• [What to do]: Write out all the data verbatim. Skip images.
*** Task material ***
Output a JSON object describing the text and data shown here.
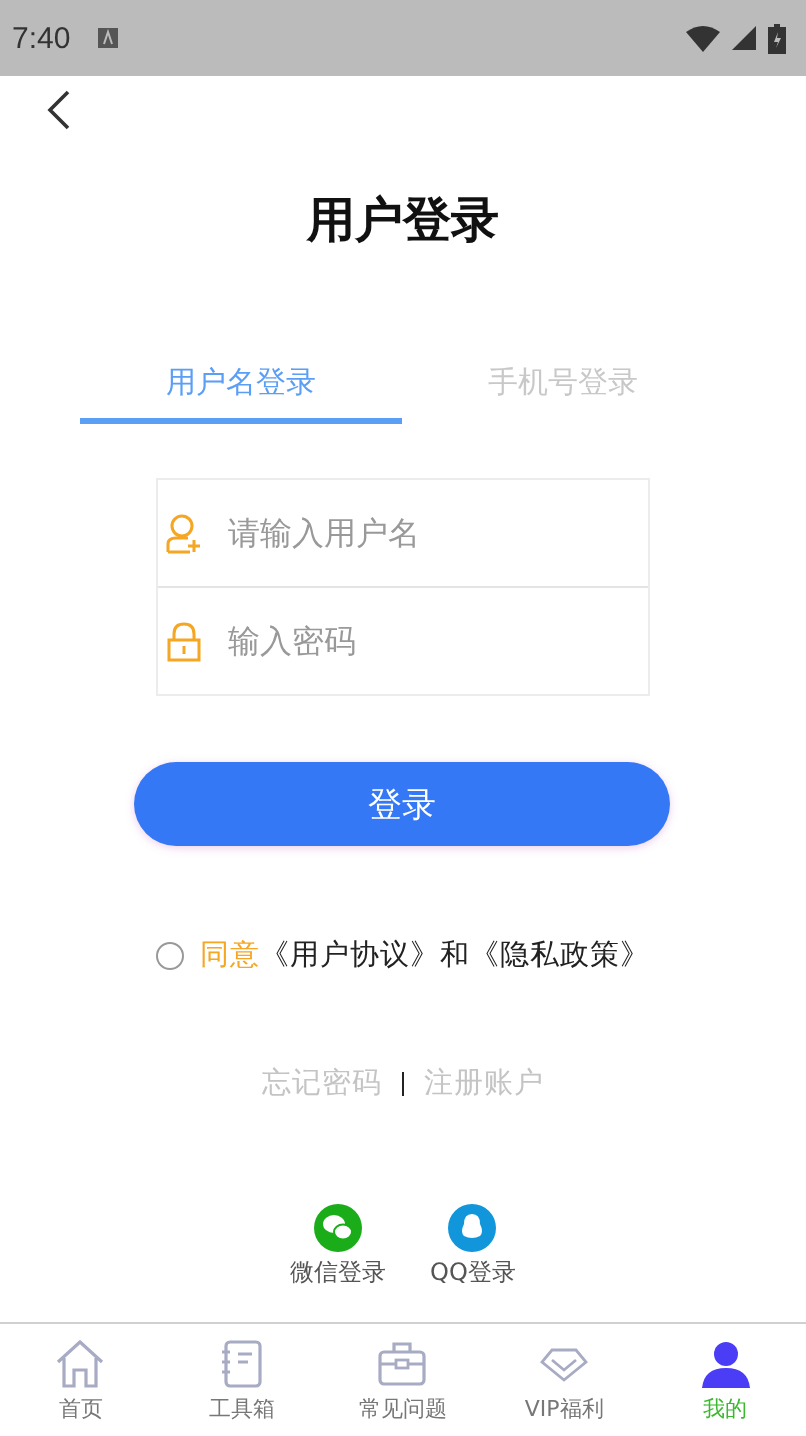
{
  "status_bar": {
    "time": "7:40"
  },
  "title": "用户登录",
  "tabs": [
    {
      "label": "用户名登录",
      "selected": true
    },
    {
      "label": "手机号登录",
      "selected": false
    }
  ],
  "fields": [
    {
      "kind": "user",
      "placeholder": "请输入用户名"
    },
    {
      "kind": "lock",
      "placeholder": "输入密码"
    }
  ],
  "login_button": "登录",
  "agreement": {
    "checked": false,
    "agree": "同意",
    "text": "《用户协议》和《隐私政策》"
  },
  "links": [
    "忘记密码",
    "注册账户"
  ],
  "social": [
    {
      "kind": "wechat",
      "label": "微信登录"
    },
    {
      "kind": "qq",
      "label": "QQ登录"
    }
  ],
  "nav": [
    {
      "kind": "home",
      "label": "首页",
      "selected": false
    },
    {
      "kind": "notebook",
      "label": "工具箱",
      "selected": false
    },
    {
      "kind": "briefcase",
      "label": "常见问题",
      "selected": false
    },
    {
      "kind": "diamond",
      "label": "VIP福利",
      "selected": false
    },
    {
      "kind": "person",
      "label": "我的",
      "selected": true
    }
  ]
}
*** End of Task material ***
• [Expected answer]:
Output a JSON object describing the text and data shown here.
{
  "status_bar": {
    "time": "7:40"
  },
  "title": "用户登录",
  "tabs": [
    {
      "label": "用户名登录",
      "selected": true
    },
    {
      "label": "手机号登录",
      "selected": false
    }
  ],
  "fields": [
    {
      "kind": "user",
      "placeholder": "请输入用户名"
    },
    {
      "kind": "lock",
      "placeholder": "输入密码"
    }
  ],
  "login_button": "登录",
  "agreement": {
    "checked": false,
    "agree": "同意",
    "text": "《用户协议》和《隐私政策》"
  },
  "links": [
    "忘记密码",
    "注册账户"
  ],
  "social": [
    {
      "kind": "wechat",
      "label": "微信登录"
    },
    {
      "kind": "qq",
      "label": "QQ登录"
    }
  ],
  "nav": [
    {
      "kind": "home",
      "label": "首页",
      "selected": false
    },
    {
      "kind": "notebook",
      "label": "工具箱",
      "selected": false
    },
    {
      "kind": "briefcase",
      "label": "常见问题",
      "selected": false
    },
    {
      "kind": "diamond",
      "label": "VIP福利",
      "selected": false
    },
    {
      "kind": "person",
      "label": "我的",
      "selected": true
    }
  ]
}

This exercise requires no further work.